BEGIN Supplied records

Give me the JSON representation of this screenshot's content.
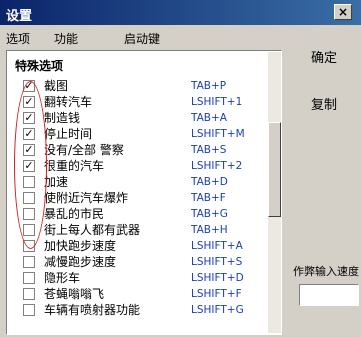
{
  "window": {
    "title": "设置",
    "close_glyph": "×"
  },
  "tabs": [
    {
      "label": "选项"
    },
    {
      "label": "功能"
    },
    {
      "label": "启动键"
    }
  ],
  "panel": {
    "header": "特殊选项",
    "items": [
      {
        "label": "截图",
        "key": "TAB+P",
        "checked": true
      },
      {
        "label": "翻转汽车",
        "key": "LSHIFT+1",
        "checked": true
      },
      {
        "label": "制造钱",
        "key": "TAB+A",
        "checked": true
      },
      {
        "label": "停止时间",
        "key": "LSHIFT+M",
        "checked": true
      },
      {
        "label": "没有/全部 警察",
        "key": "TAB+S",
        "checked": true
      },
      {
        "label": "很重的汽车",
        "key": "LSHIFT+2",
        "checked": true
      },
      {
        "label": "加速",
        "key": "TAB+D",
        "checked": false
      },
      {
        "label": "使附近汽车爆炸",
        "key": "TAB+F",
        "checked": false
      },
      {
        "label": "暴乱的市民",
        "key": "TAB+G",
        "checked": false
      },
      {
        "label": "街上每人都有武器",
        "key": "TAB+H",
        "checked": false
      },
      {
        "label": "加快跑步速度",
        "key": "LSHIFT+A",
        "checked": false
      },
      {
        "label": "减慢跑步速度",
        "key": "LSHIFT+S",
        "checked": false
      },
      {
        "label": "隐形车",
        "key": "LSHIFT+D",
        "checked": false
      },
      {
        "label": "苍蝇嗡嗡飞",
        "key": "LSHIFT+F",
        "checked": false
      },
      {
        "label": "车辆有喷射器功能",
        "key": "LSHIFT+G",
        "checked": false
      }
    ]
  },
  "side": {
    "confirm_label": "确定",
    "copy_label": "复制",
    "speed_label": "作弊输入速度",
    "speed_value": ""
  }
}
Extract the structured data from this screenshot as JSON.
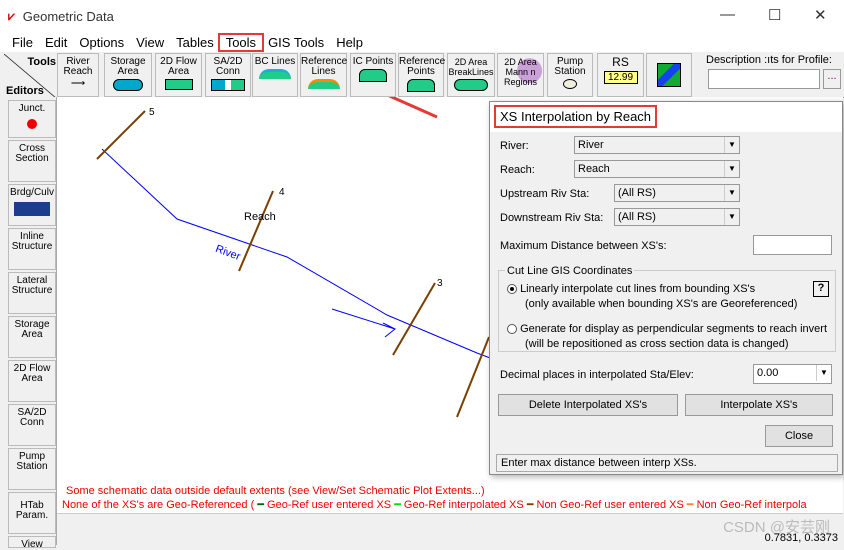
{
  "window": {
    "title": "Geometric Data",
    "min": "—",
    "max": "☐",
    "close": "✕"
  },
  "menu": [
    "File",
    "Edit",
    "Options",
    "View",
    "Tables",
    "Tools",
    "GIS Tools",
    "Help"
  ],
  "toolbar": {
    "tools_label": "Tools",
    "editors_label": "Editors",
    "buttons": [
      "River Reach",
      "Storage Area",
      "2D Flow Area",
      "SA/2D Conn",
      "BC Lines",
      "Reference Lines",
      "IC Points",
      "Reference Points",
      "2D Area BreakLines",
      "2D Area Mann n Regions",
      "Pump Station",
      "RS"
    ],
    "rs_value": "12.99",
    "description_label": "Description :ıts for Profile:",
    "ellipsis": "..."
  },
  "editors": [
    "Junct.",
    "Cross Section",
    "Brdg/Culv",
    "Inline Structure",
    "Lateral Structure",
    "Storage Area",
    "2D Flow Area",
    "SA/2D Conn",
    "Pump Station",
    "HTab Param.",
    "View"
  ],
  "canvas": {
    "xs_labels": [
      "5",
      "4",
      "3"
    ],
    "reach_label": "Reach",
    "river_label": "River",
    "msg1": "Some schematic data outside default extents (see View/Set Schematic Plot Extents...)",
    "legend_prefix": "None of the XS's are Geo-Referenced (",
    "legend": [
      {
        "label": "Geo-Ref user entered XS",
        "color": "#006400"
      },
      {
        "label": "Geo-Ref interpolated XS",
        "color": "#00e000"
      },
      {
        "label": "Non Geo-Ref user entered XS",
        "color": "#7b3f00"
      },
      {
        "label": "Non Geo-Ref interpola",
        "color": "#ff8040"
      }
    ]
  },
  "status": {
    "coords": "0.7831, 0.3373",
    "watermark": "CSDN @安芸刚"
  },
  "dialog": {
    "title": "XS Interpolation by Reach",
    "river_label": "River:",
    "river_value": "River",
    "reach_label": "Reach:",
    "reach_value": "Reach",
    "up_label": "Upstream Riv Sta:",
    "up_value": "(All RS)",
    "down_label": "Downstream Riv Sta:",
    "down_value": "(All RS)",
    "maxdist_label": "Maximum  Distance  between XS's:",
    "maxdist_value": "",
    "group_title": "Cut Line GIS Coordinates",
    "opt1": "Linearly interpolate cut lines from bounding XS's",
    "opt1_sub": "(only available when bounding XS's are Georeferenced)",
    "opt2": "Generate for display as perpendicular segments to reach invert",
    "opt2_sub": "(will be repositioned as cross section data is changed)",
    "help": "?",
    "decimal_label": "Decimal places in interpolated Sta/Elev:",
    "decimal_value": "0.00",
    "delete_btn": "Delete Interpolated  XS's",
    "interp_btn": "Interpolate XS's",
    "close_btn": "Close",
    "status": "Enter max distance between interp XSs."
  }
}
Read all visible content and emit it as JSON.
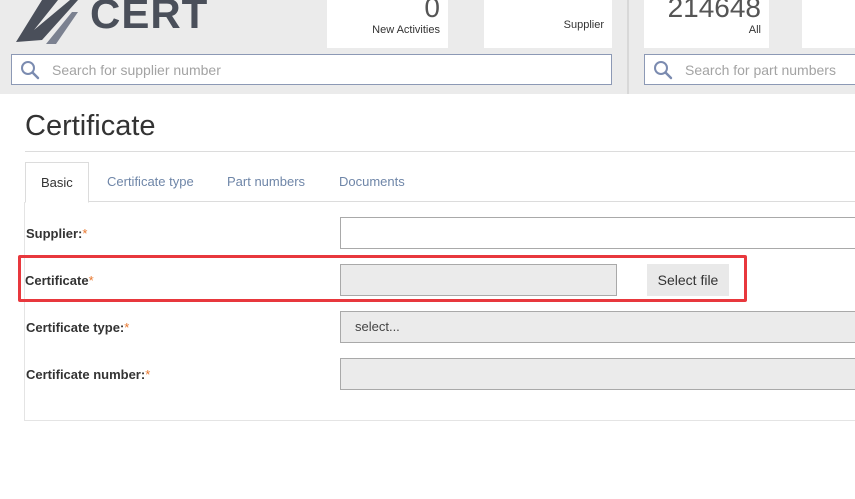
{
  "app": {
    "logo_text": "CERT"
  },
  "header": {
    "stats": [
      {
        "value": "0",
        "label": "New Activities"
      },
      {
        "value": "",
        "label": "Supplier"
      },
      {
        "value": "214648",
        "label": "All"
      }
    ],
    "search_supplier": {
      "placeholder": "Search for supplier number",
      "value": ""
    },
    "search_parts": {
      "placeholder": "Search for part numbers",
      "value": ""
    }
  },
  "page": {
    "title": "Certificate"
  },
  "tabs": [
    {
      "label": "Basic",
      "active": true
    },
    {
      "label": "Certificate type",
      "active": false
    },
    {
      "label": "Part numbers",
      "active": false
    },
    {
      "label": "Documents",
      "active": false
    }
  ],
  "form": {
    "required_mark": "*",
    "supplier": {
      "label": "Supplier:",
      "value": ""
    },
    "certificate": {
      "label": "Certificate",
      "value": "",
      "button_label": "Select file"
    },
    "certificate_type": {
      "label": "Certificate type:",
      "selected": "select..."
    },
    "certificate_number": {
      "label": "Certificate number:",
      "value": ""
    }
  },
  "colors": {
    "accent_link": "#6f86a8",
    "required": "#e8762c",
    "highlight": "#e8383d"
  },
  "icons": [
    "search-icon",
    "cert-logo-icon"
  ]
}
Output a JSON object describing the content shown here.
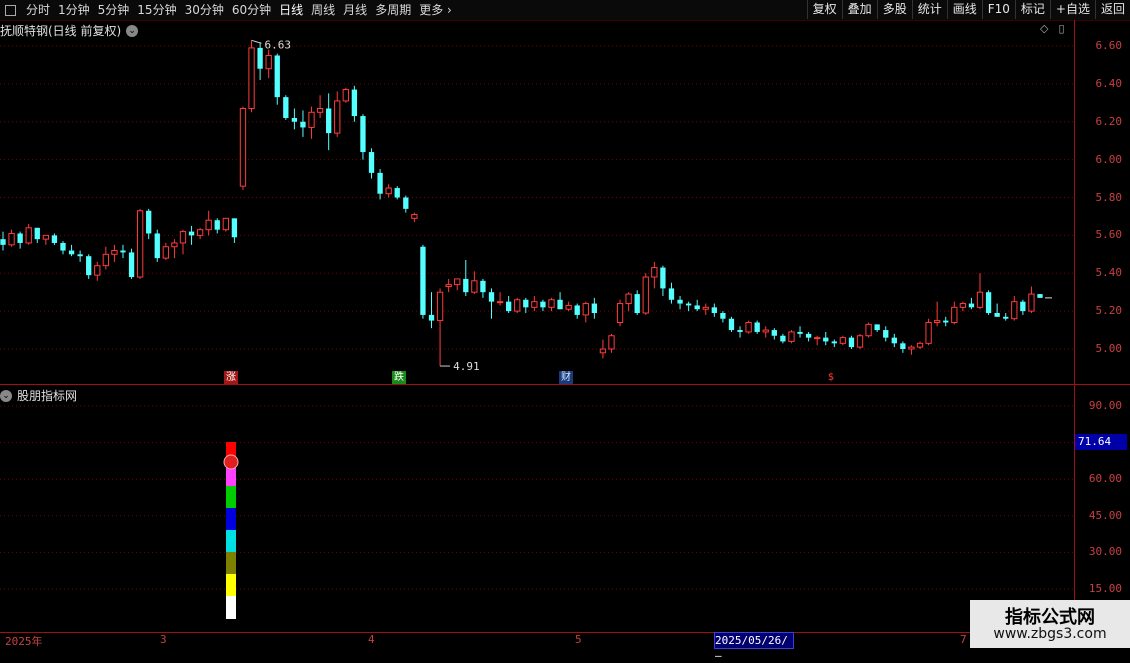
{
  "toolbar": {
    "periods": [
      "分时",
      "1分钟",
      "5分钟",
      "15分钟",
      "30分钟",
      "60分钟",
      "日线",
      "周线",
      "月线",
      "多周期",
      "更多"
    ],
    "active_period": "日线",
    "right_buttons": [
      "复权",
      "叠加",
      "多股",
      "统计",
      "画线",
      "F10",
      "标记",
      "+自选",
      "返回"
    ]
  },
  "main_pane": {
    "title": "抚顺特钢(日线 前复权)",
    "y_ticks": [
      "6.60",
      "6.40",
      "6.20",
      "6.00",
      "5.80",
      "5.60",
      "5.40",
      "5.20",
      "5.00"
    ],
    "high_label": "6.63",
    "low_label": "4.91",
    "tags": [
      {
        "text": "涨",
        "color": "#ffffff",
        "bg": "#a01818"
      },
      {
        "text": "跌",
        "color": "#ffffff",
        "bg": "#1a8a1a"
      },
      {
        "text": "财",
        "color": "#d0e8ff",
        "bg": "#1a3a7a"
      },
      {
        "text": "$",
        "color": "#ff4040",
        "bg": "transparent"
      }
    ]
  },
  "sub_pane": {
    "title": "股朋指标网",
    "y_ticks": [
      "90.00",
      "75.00",
      "60.00",
      "45.00",
      "30.00",
      "15.00"
    ],
    "current_value": "71.64"
  },
  "date_axis": {
    "labels": [
      "2025年",
      "3",
      "4",
      "5",
      "7"
    ],
    "cursor_date": "2025/05/26/—"
  },
  "watermark": {
    "name": "指标公式网",
    "url": "www.zbgs3.com"
  },
  "colors": {
    "up": "#ff3b3b",
    "down": "#54ffff",
    "grid": "#7a0000",
    "axis": "#c84040"
  },
  "chart_data": {
    "type": "candlestick",
    "ylim": [
      4.88,
      6.66
    ],
    "candles": [
      [
        5.58,
        5.62,
        5.52,
        5.55
      ],
      [
        5.55,
        5.63,
        5.54,
        5.61
      ],
      [
        5.61,
        5.62,
        5.53,
        5.56
      ],
      [
        5.56,
        5.66,
        5.55,
        5.64
      ],
      [
        5.64,
        5.64,
        5.56,
        5.58
      ],
      [
        5.58,
        5.6,
        5.55,
        5.6
      ],
      [
        5.6,
        5.61,
        5.55,
        5.56
      ],
      [
        5.56,
        5.57,
        5.5,
        5.52
      ],
      [
        5.52,
        5.55,
        5.49,
        5.5
      ],
      [
        5.5,
        5.52,
        5.46,
        5.49
      ],
      [
        5.49,
        5.5,
        5.37,
        5.39
      ],
      [
        5.39,
        5.46,
        5.36,
        5.44
      ],
      [
        5.44,
        5.54,
        5.42,
        5.5
      ],
      [
        5.5,
        5.55,
        5.46,
        5.52
      ],
      [
        5.52,
        5.55,
        5.48,
        5.51
      ],
      [
        5.51,
        5.53,
        5.37,
        5.38
      ],
      [
        5.38,
        5.74,
        5.37,
        5.73
      ],
      [
        5.73,
        5.74,
        5.58,
        5.61
      ],
      [
        5.61,
        5.63,
        5.46,
        5.48
      ],
      [
        5.48,
        5.56,
        5.47,
        5.54
      ],
      [
        5.54,
        5.58,
        5.48,
        5.56
      ],
      [
        5.56,
        5.63,
        5.5,
        5.62
      ],
      [
        5.62,
        5.65,
        5.55,
        5.6
      ],
      [
        5.6,
        5.64,
        5.58,
        5.63
      ],
      [
        5.63,
        5.73,
        5.6,
        5.68
      ],
      [
        5.68,
        5.69,
        5.61,
        5.63
      ],
      [
        5.63,
        5.69,
        5.62,
        5.69
      ],
      [
        5.69,
        5.69,
        5.56,
        5.59
      ],
      [
        5.86,
        6.28,
        5.84,
        6.27
      ],
      [
        6.27,
        6.63,
        6.25,
        6.59
      ],
      [
        6.59,
        6.62,
        6.42,
        6.48
      ],
      [
        6.48,
        6.58,
        6.43,
        6.55
      ],
      [
        6.55,
        6.56,
        6.29,
        6.33
      ],
      [
        6.33,
        6.34,
        6.21,
        6.22
      ],
      [
        6.22,
        6.27,
        6.16,
        6.2
      ],
      [
        6.2,
        6.26,
        6.12,
        6.17
      ],
      [
        6.17,
        6.28,
        6.11,
        6.25
      ],
      [
        6.25,
        6.34,
        6.22,
        6.27
      ],
      [
        6.27,
        6.35,
        6.05,
        6.14
      ],
      [
        6.14,
        6.36,
        6.12,
        6.31
      ],
      [
        6.31,
        6.38,
        6.3,
        6.37
      ],
      [
        6.37,
        6.39,
        6.2,
        6.23
      ],
      [
        6.23,
        6.24,
        6.0,
        6.04
      ],
      [
        6.04,
        6.06,
        5.9,
        5.93
      ],
      [
        5.93,
        5.95,
        5.79,
        5.82
      ],
      [
        5.82,
        5.87,
        5.8,
        5.85
      ],
      [
        5.85,
        5.86,
        5.79,
        5.8
      ],
      [
        5.8,
        5.81,
        5.72,
        5.74
      ],
      [
        5.69,
        5.72,
        5.67,
        5.71
      ],
      [
        5.54,
        5.55,
        5.16,
        5.18
      ],
      [
        5.18,
        5.3,
        5.11,
        5.15
      ],
      [
        5.15,
        5.32,
        4.91,
        5.3
      ],
      [
        5.33,
        5.37,
        5.3,
        5.34
      ],
      [
        5.34,
        5.37,
        5.31,
        5.37
      ],
      [
        5.37,
        5.47,
        5.28,
        5.3
      ],
      [
        5.3,
        5.41,
        5.29,
        5.36
      ],
      [
        5.36,
        5.37,
        5.27,
        5.3
      ],
      [
        5.3,
        5.32,
        5.16,
        5.25
      ],
      [
        5.25,
        5.3,
        5.23,
        5.25
      ],
      [
        5.25,
        5.28,
        5.19,
        5.2
      ],
      [
        5.2,
        5.27,
        5.19,
        5.26
      ],
      [
        5.26,
        5.27,
        5.19,
        5.22
      ],
      [
        5.22,
        5.28,
        5.2,
        5.25
      ],
      [
        5.25,
        5.26,
        5.2,
        5.22
      ],
      [
        5.22,
        5.27,
        5.2,
        5.26
      ],
      [
        5.26,
        5.3,
        5.21,
        5.21
      ],
      [
        5.21,
        5.25,
        5.2,
        5.23
      ],
      [
        5.23,
        5.24,
        5.16,
        5.18
      ],
      [
        5.18,
        5.25,
        5.14,
        5.24
      ],
      [
        5.24,
        5.27,
        5.16,
        5.19
      ],
      [
        4.98,
        5.05,
        4.95,
        5.0
      ],
      [
        5.0,
        5.08,
        4.98,
        5.07
      ],
      [
        5.14,
        5.26,
        5.12,
        5.24
      ],
      [
        5.24,
        5.3,
        5.2,
        5.29
      ],
      [
        5.29,
        5.31,
        5.18,
        5.19
      ],
      [
        5.19,
        5.4,
        5.18,
        5.38
      ],
      [
        5.38,
        5.46,
        5.32,
        5.43
      ],
      [
        5.43,
        5.44,
        5.28,
        5.32
      ],
      [
        5.32,
        5.35,
        5.24,
        5.26
      ],
      [
        5.26,
        5.28,
        5.21,
        5.24
      ],
      [
        5.24,
        5.25,
        5.2,
        5.23
      ],
      [
        5.23,
        5.26,
        5.2,
        5.21
      ],
      [
        5.21,
        5.24,
        5.18,
        5.22
      ],
      [
        5.22,
        5.24,
        5.17,
        5.19
      ],
      [
        5.19,
        5.2,
        5.14,
        5.16
      ],
      [
        5.16,
        5.17,
        5.09,
        5.1
      ],
      [
        5.1,
        5.12,
        5.06,
        5.09
      ],
      [
        5.09,
        5.15,
        5.08,
        5.14
      ],
      [
        5.14,
        5.15,
        5.08,
        5.09
      ],
      [
        5.09,
        5.12,
        5.06,
        5.1
      ],
      [
        5.1,
        5.11,
        5.05,
        5.07
      ],
      [
        5.07,
        5.08,
        5.03,
        5.04
      ],
      [
        5.04,
        5.1,
        5.03,
        5.09
      ],
      [
        5.09,
        5.12,
        5.06,
        5.08
      ],
      [
        5.08,
        5.09,
        5.04,
        5.06
      ],
      [
        5.06,
        5.07,
        5.02,
        5.06
      ],
      [
        5.06,
        5.09,
        5.02,
        5.04
      ],
      [
        5.04,
        5.05,
        5.01,
        5.03
      ],
      [
        5.03,
        5.07,
        5.02,
        5.06
      ],
      [
        5.06,
        5.07,
        5.0,
        5.01
      ],
      [
        5.01,
        5.08,
        5.0,
        5.07
      ],
      [
        5.07,
        5.14,
        5.06,
        5.13
      ],
      [
        5.13,
        5.13,
        5.09,
        5.1
      ],
      [
        5.1,
        5.12,
        5.04,
        5.06
      ],
      [
        5.06,
        5.08,
        5.01,
        5.03
      ],
      [
        5.03,
        5.04,
        4.98,
        5.0
      ],
      [
        5.0,
        5.02,
        4.97,
        5.01
      ],
      [
        5.01,
        5.04,
        5.0,
        5.03
      ],
      [
        5.03,
        5.16,
        5.02,
        5.14
      ],
      [
        5.14,
        5.25,
        5.12,
        5.15
      ],
      [
        5.15,
        5.17,
        5.12,
        5.14
      ],
      [
        5.14,
        5.25,
        5.13,
        5.22
      ],
      [
        5.22,
        5.25,
        5.2,
        5.24
      ],
      [
        5.24,
        5.27,
        5.21,
        5.22
      ],
      [
        5.22,
        5.4,
        5.21,
        5.3
      ],
      [
        5.3,
        5.31,
        5.18,
        5.19
      ],
      [
        5.19,
        5.24,
        5.17,
        5.17
      ],
      [
        5.17,
        5.19,
        5.15,
        5.16
      ],
      [
        5.16,
        5.28,
        5.15,
        5.25
      ],
      [
        5.25,
        5.26,
        5.18,
        5.2
      ],
      [
        5.2,
        5.33,
        5.19,
        5.29
      ],
      [
        5.29,
        5.29,
        5.27,
        5.27
      ]
    ],
    "indicator": {
      "value": 71.64,
      "ylim": [
        8,
        100
      ]
    }
  }
}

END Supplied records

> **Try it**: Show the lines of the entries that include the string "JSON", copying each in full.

> **Response box**:
Give me the JSON representation of this screenshot's content.
Extract the structured data from this screenshot as JSON.
Read all visible content and emit it as JSON.
Output a JSON object describing the content shown here.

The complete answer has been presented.